Data for this exercise below:

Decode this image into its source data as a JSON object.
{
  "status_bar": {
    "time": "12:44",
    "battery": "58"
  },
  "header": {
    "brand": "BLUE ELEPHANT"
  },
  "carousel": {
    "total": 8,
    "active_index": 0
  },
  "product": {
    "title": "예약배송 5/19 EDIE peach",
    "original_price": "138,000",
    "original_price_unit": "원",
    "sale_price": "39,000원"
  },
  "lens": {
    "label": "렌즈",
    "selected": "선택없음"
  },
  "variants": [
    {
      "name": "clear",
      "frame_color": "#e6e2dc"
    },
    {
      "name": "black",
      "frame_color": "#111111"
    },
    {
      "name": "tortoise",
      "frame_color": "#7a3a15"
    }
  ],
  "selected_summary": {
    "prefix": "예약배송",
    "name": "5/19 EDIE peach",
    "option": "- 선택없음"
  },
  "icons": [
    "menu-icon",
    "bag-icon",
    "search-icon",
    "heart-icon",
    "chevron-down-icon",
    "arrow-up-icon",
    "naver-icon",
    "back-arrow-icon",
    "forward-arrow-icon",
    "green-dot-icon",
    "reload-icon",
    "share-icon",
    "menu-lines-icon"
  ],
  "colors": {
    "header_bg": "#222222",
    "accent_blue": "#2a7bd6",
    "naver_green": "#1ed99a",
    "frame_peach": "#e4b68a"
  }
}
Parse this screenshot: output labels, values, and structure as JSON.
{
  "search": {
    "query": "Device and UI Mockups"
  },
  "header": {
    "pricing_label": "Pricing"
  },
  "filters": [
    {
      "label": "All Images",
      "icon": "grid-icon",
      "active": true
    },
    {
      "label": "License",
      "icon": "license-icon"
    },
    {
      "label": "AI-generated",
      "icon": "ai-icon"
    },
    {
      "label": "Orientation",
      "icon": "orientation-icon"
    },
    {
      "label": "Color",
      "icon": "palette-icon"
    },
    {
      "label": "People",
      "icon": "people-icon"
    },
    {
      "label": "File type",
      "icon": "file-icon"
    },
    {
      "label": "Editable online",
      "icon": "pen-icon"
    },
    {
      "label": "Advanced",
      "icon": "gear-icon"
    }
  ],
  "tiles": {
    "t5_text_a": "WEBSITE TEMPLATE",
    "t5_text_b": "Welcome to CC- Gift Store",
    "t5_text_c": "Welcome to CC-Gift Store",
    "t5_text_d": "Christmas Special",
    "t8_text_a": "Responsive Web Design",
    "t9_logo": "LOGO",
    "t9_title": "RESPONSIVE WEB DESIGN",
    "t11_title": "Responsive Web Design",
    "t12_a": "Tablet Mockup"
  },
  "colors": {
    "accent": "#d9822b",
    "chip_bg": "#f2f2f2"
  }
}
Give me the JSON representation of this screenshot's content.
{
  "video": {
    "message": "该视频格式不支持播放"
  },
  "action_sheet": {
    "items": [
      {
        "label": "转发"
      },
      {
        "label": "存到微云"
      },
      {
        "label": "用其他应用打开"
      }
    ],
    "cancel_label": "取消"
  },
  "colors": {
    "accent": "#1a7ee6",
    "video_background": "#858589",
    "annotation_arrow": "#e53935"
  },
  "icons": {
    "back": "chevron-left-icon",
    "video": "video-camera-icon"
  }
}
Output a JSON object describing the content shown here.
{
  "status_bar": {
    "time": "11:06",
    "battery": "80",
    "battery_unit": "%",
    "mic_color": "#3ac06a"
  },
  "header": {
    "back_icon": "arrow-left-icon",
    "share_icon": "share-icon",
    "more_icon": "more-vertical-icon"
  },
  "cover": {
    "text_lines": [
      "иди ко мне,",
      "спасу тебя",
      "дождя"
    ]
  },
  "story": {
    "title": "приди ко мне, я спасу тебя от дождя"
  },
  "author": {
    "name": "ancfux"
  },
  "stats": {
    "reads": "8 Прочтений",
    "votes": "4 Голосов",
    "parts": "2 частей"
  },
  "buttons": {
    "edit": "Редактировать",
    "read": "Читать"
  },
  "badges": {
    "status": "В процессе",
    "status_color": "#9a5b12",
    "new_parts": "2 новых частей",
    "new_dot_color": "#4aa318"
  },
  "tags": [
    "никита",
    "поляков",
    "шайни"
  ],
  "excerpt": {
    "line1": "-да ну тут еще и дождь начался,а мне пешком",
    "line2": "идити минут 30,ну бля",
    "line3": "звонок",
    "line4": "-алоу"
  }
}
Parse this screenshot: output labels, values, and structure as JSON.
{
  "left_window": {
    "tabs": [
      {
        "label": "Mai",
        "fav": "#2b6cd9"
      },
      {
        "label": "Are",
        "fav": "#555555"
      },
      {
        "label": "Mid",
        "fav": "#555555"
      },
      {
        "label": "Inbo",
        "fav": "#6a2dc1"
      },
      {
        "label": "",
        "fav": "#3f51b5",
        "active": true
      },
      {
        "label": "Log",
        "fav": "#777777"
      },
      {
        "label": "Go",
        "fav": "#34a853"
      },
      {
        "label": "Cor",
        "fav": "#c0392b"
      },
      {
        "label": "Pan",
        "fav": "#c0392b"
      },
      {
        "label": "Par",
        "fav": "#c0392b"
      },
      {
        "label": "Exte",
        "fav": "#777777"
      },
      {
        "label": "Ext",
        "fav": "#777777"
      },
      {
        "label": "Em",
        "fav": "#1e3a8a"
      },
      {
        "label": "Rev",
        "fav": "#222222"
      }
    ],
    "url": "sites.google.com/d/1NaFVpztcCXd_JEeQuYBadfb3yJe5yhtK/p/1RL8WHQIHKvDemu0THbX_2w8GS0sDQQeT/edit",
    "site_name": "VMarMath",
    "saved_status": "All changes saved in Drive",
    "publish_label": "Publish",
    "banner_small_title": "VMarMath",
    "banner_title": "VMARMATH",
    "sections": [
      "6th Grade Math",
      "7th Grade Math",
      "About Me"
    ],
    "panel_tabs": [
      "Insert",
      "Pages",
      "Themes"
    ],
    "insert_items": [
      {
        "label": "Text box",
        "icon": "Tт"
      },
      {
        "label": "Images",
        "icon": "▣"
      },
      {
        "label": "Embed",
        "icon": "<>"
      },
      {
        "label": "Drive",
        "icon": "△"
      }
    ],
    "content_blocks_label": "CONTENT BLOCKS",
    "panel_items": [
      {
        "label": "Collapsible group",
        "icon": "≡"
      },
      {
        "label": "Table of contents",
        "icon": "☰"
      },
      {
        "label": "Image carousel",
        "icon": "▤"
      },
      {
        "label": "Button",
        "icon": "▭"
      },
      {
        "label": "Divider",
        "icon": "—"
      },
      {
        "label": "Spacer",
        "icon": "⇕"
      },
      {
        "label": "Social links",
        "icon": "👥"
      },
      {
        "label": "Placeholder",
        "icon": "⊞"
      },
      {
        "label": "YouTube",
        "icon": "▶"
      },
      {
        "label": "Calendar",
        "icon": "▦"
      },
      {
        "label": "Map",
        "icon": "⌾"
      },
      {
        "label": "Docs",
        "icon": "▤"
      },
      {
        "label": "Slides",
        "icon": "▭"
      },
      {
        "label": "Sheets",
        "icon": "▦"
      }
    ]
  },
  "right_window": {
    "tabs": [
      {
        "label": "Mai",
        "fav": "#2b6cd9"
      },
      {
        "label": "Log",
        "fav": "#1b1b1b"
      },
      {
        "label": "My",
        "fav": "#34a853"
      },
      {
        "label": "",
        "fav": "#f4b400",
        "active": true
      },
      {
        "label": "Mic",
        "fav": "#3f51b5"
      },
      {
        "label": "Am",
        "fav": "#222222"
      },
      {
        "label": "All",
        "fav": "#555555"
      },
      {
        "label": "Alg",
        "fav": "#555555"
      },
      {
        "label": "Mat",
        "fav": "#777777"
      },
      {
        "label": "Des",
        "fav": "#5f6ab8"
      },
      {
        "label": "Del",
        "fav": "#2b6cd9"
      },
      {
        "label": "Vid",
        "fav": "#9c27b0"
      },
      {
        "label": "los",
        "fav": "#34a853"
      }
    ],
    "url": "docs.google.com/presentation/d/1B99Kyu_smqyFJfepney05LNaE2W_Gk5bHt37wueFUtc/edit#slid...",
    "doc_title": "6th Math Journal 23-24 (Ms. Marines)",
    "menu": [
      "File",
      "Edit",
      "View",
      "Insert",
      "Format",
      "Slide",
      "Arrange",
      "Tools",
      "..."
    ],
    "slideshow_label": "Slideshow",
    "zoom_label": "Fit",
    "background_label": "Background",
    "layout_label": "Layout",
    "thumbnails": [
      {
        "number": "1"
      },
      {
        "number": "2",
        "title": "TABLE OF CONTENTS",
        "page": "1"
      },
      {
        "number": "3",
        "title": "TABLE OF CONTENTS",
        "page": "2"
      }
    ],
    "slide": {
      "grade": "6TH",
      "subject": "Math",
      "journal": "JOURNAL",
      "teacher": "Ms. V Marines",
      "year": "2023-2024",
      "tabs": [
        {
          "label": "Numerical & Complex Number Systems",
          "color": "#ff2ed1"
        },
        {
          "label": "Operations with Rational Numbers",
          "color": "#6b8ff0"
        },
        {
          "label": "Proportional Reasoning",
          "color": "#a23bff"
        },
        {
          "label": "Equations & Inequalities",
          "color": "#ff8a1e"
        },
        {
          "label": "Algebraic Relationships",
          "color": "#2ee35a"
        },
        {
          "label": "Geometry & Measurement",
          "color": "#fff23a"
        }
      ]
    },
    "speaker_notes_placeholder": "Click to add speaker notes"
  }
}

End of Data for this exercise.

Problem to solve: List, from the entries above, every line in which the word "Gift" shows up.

Response to this exercise:
    "t5_text_b": "Welcome to CC- Gift Store",
    "t5_text_c": "Welcome to CC-Gift Store",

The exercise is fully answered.